# Entries shown:
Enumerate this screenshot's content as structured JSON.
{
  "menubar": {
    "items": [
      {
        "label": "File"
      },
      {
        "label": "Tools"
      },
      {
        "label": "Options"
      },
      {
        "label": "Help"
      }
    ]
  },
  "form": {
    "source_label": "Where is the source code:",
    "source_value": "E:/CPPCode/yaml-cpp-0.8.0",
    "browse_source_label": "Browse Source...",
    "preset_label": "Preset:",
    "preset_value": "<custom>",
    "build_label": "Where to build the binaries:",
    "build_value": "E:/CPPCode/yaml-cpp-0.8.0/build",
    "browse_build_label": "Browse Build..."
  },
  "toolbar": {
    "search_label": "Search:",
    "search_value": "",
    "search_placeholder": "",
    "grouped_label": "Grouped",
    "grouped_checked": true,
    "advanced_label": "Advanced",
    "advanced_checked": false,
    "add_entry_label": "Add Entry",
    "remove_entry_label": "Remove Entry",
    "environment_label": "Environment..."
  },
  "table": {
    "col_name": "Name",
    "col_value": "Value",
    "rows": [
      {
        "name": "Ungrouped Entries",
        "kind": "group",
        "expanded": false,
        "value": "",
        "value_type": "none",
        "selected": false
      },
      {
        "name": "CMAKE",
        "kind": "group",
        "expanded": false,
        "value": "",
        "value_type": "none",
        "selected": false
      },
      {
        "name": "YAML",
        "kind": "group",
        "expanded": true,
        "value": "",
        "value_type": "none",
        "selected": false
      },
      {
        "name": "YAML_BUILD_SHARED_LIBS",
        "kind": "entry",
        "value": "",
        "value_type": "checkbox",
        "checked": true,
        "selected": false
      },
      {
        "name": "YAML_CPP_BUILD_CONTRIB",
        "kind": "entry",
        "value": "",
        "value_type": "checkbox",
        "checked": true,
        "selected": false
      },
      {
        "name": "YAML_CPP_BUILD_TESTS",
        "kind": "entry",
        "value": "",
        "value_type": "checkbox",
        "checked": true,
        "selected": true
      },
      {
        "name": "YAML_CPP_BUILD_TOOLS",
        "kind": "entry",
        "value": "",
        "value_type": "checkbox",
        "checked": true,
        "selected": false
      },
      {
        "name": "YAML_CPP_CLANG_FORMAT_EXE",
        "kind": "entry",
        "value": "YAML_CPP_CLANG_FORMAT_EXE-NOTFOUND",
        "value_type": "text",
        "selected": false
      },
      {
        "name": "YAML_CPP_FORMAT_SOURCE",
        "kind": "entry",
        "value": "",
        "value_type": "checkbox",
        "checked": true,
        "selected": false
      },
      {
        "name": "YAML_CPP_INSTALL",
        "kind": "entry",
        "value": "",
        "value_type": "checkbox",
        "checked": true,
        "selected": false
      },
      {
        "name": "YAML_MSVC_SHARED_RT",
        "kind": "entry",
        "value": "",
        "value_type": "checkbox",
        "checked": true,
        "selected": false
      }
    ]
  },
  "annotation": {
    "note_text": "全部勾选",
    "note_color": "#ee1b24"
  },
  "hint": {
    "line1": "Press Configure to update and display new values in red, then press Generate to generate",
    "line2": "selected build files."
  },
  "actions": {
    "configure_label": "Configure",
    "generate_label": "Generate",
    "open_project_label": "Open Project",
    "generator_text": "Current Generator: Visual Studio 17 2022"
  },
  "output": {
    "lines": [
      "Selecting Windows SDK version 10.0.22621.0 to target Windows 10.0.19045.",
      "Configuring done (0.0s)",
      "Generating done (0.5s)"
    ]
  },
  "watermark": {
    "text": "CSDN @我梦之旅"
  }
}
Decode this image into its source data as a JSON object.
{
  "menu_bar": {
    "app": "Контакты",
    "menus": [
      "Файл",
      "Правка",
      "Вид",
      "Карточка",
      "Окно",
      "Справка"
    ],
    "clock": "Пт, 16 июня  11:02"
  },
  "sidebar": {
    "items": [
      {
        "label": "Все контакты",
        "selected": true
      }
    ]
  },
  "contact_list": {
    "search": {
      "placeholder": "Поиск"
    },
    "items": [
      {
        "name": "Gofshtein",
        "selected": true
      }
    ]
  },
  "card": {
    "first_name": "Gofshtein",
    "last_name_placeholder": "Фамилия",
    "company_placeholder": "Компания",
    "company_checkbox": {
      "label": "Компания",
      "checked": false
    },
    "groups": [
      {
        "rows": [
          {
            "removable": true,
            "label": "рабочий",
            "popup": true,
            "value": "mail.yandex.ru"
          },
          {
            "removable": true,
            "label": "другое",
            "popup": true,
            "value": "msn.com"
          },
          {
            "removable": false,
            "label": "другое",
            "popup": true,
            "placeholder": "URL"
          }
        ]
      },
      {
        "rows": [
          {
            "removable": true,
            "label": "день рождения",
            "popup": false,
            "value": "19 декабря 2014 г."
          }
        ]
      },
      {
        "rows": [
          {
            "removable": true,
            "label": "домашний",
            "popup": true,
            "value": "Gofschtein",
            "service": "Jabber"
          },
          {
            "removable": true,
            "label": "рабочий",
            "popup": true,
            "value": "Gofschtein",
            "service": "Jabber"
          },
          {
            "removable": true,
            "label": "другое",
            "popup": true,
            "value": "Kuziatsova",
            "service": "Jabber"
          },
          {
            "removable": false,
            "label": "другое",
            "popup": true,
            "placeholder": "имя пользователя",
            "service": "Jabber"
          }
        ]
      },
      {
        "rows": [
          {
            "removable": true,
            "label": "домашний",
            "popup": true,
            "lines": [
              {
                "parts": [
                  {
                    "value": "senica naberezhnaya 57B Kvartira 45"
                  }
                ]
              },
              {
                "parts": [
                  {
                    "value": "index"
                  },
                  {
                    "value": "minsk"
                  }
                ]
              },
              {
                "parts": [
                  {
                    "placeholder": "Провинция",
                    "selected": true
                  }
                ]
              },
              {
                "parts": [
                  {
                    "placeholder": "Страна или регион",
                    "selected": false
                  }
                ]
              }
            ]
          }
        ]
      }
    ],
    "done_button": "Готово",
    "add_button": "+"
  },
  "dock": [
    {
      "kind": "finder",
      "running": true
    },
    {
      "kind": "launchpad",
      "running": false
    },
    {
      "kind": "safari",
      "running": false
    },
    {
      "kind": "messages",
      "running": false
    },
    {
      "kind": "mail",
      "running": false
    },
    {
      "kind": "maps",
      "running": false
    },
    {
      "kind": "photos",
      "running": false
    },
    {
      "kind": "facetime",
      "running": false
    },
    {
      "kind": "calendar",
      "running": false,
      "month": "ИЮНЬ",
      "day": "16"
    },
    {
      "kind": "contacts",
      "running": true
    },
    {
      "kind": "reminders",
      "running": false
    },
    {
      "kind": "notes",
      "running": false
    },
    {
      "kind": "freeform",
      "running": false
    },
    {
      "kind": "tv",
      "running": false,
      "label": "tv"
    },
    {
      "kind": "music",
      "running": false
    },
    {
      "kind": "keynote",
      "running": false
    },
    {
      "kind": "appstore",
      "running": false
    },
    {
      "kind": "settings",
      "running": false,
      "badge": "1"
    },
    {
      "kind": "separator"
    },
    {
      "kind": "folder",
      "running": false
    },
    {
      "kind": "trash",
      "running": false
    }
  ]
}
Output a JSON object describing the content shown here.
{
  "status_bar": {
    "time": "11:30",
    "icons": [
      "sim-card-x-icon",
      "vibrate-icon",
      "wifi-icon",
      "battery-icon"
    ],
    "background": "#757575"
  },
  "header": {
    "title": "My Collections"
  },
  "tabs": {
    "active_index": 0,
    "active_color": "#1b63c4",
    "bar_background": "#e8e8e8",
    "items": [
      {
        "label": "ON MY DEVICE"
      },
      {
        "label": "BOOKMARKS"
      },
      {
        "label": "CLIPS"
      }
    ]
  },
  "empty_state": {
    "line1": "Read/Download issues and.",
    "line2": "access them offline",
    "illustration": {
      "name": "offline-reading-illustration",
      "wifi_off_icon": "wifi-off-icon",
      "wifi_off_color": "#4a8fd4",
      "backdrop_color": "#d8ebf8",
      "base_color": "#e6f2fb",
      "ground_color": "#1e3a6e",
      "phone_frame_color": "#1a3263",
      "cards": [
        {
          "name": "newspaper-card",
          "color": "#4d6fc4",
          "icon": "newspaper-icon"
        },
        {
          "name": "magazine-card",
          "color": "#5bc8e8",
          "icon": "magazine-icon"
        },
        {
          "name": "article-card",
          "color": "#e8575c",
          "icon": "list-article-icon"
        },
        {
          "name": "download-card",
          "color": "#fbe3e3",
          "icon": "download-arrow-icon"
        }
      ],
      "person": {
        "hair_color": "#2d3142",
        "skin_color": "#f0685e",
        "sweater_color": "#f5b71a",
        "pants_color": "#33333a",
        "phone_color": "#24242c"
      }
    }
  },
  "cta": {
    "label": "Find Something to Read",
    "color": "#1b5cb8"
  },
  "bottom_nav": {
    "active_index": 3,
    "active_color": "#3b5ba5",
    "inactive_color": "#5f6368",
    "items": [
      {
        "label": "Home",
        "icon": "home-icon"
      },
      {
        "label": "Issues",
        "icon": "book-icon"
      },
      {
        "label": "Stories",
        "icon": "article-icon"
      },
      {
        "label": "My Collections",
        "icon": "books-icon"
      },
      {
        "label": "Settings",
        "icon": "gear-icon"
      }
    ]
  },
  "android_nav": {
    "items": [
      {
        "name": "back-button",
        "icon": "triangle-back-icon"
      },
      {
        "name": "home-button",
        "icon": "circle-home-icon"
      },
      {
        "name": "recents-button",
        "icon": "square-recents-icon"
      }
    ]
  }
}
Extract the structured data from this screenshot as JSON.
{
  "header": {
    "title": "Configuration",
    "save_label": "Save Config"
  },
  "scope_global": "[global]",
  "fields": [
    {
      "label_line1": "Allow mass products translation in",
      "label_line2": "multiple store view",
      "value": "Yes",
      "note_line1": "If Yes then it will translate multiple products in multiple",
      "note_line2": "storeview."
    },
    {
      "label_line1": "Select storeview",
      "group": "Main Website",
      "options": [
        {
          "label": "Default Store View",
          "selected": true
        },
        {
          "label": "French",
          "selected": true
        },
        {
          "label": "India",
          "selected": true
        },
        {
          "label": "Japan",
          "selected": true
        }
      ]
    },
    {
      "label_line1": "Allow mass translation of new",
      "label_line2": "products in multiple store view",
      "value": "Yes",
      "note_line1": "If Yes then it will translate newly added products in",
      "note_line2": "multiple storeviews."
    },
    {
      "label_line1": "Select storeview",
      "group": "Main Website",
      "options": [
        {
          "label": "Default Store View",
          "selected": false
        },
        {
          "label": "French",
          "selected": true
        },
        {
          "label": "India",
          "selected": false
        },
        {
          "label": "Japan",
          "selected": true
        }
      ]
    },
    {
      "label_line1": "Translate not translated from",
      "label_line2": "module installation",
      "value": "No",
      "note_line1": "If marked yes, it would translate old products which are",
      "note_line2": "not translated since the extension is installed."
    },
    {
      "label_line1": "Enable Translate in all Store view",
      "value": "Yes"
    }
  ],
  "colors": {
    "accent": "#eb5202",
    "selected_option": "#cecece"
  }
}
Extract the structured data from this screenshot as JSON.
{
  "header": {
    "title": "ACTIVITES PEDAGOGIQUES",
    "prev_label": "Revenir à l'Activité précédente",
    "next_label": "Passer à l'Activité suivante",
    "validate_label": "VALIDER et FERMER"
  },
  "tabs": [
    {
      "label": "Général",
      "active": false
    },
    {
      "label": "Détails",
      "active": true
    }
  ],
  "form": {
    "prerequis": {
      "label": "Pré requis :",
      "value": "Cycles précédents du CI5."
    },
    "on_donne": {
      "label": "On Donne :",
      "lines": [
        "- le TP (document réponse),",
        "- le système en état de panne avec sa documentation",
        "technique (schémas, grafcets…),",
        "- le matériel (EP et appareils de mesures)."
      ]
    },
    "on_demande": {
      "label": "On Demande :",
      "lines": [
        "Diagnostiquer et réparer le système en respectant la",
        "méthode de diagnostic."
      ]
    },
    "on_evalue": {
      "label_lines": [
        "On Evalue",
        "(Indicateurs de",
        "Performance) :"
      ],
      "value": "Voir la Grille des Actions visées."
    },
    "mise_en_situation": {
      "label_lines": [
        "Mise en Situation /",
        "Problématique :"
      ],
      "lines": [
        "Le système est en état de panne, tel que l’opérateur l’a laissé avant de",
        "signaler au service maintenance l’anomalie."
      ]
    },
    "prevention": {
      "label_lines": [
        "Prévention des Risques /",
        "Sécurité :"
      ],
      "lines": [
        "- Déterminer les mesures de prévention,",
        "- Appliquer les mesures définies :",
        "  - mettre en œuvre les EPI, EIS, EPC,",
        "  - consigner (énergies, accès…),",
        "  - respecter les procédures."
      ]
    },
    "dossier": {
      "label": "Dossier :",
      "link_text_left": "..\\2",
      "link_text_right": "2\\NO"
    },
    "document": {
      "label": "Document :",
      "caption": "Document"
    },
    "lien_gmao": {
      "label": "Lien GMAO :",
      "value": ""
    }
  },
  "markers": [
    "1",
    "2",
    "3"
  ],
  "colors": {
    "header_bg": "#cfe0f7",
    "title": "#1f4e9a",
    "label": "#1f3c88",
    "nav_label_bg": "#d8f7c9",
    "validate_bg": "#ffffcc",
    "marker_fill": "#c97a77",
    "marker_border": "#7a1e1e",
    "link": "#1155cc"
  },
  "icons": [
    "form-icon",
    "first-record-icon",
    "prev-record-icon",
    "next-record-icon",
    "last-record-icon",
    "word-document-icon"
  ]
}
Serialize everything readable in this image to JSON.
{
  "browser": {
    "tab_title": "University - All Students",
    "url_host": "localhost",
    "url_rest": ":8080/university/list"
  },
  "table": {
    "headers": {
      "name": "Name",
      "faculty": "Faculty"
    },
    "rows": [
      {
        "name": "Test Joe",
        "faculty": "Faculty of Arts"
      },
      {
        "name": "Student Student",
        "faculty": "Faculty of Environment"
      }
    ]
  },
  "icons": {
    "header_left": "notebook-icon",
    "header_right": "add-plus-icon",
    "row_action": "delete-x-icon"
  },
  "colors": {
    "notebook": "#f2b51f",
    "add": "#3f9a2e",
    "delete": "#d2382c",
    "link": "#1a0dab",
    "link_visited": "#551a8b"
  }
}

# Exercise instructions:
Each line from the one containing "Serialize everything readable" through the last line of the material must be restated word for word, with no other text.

# Answer to this problem:
Serialize everything readable in this image to JSON.
{
  "browser": {
    "tab_title": "University - All Students",
    "url_host": "localhost",
    "url_rest": ":8080/university/list"
  },
  "table": {
    "headers": {
      "name": "Name",
      "faculty": "Faculty"
    },
    "rows": [
      {
        "name": "Test Joe",
        "faculty": "Faculty of Arts"
      },
      {
        "name": "Student Student",
        "faculty": "Faculty of Environment"
      }
    ]
  },
  "icons": {
    "header_left": "notebook-icon",
    "header_right": "add-plus-icon",
    "row_action": "delete-x-icon"
  },
  "colors": {
    "notebook": "#f2b51f",
    "add": "#3f9a2e",
    "delete": "#d2382c",
    "link": "#1a0dab",
    "link_visited": "#551a8b"
  }
}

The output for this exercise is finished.